Informations and abstract
The Jesuit Angelo De Santi (1847-1922) is one of the most important inspirers of the liturgical music reform in Italy. Known, above all, for his work in aid of the Associazione Italiana di Santa Cecilia, he is also an authoritative theorist who develops an original thought in opposition to the music historiography of his time. De Santi's ideas about the controversial issues on sacred music, at the end of the nineteenth century, appear in a set of articles published between 1887 and 1892 in the periodical 'La Civiltà Cattolica'. The topic of his studies is represented by the restoration of early Christian chant and the promotion of liturgy as a communication event, in which music has not a decorative role. In this sense, comparisons between early sacred music and contemporary music become unavoidable: particularly in connection with the Leitmotiv technique of Wagner dramas. De Santi, on the basis of a deep knowledge of aesthetics and theology, traces a sketch of music and liturgy in the Western Europe civilization. Paradoxically, the results are not different from those reached by positivist oriented musicologists.
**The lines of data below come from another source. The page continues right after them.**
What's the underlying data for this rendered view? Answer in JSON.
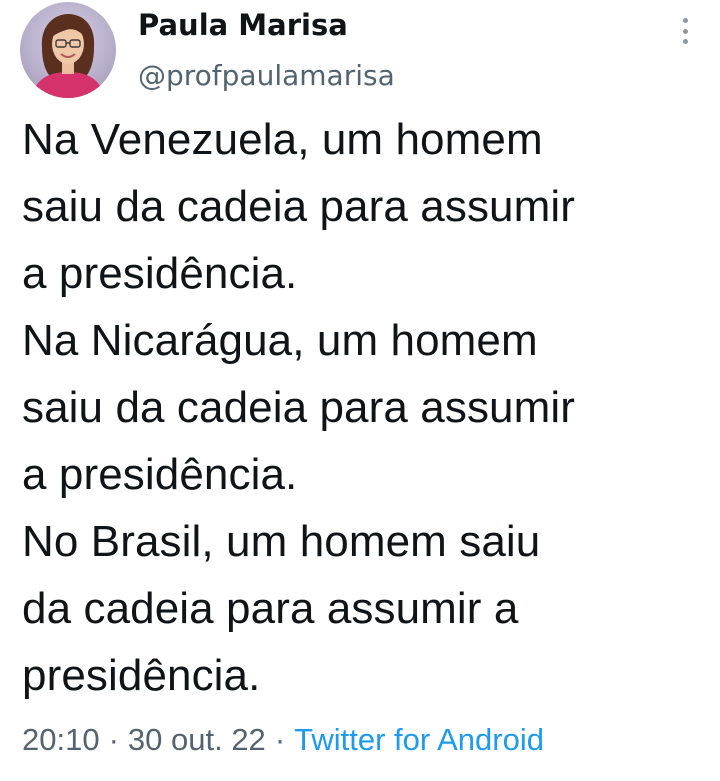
{
  "tweet": {
    "author": {
      "name": "Paula Marisa",
      "handle": "@profpaulamarisa"
    },
    "text_lines": [
      "Na Venezuela, um homem",
      "saiu da cadeia para assumir",
      "a presidência.",
      "Na Nicarágua, um homem",
      "saiu da cadeia para assumir",
      "a presidência.",
      "No Brasil, um homem saiu",
      "da cadeia para assumir a",
      "presidência."
    ],
    "meta": {
      "time": "20:10",
      "separator": "·",
      "date": "30 out. 22",
      "source": "Twitter for Android"
    },
    "icons": {
      "more": "more-vertical-icon"
    },
    "colors": {
      "text": "#0f1419",
      "secondary": "#536471",
      "link": "#1d9bf0"
    }
  }
}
However, the approach of this learned priest demonstrates that his ideas are influenced by a neo-Thomist theory, applied to the history of music.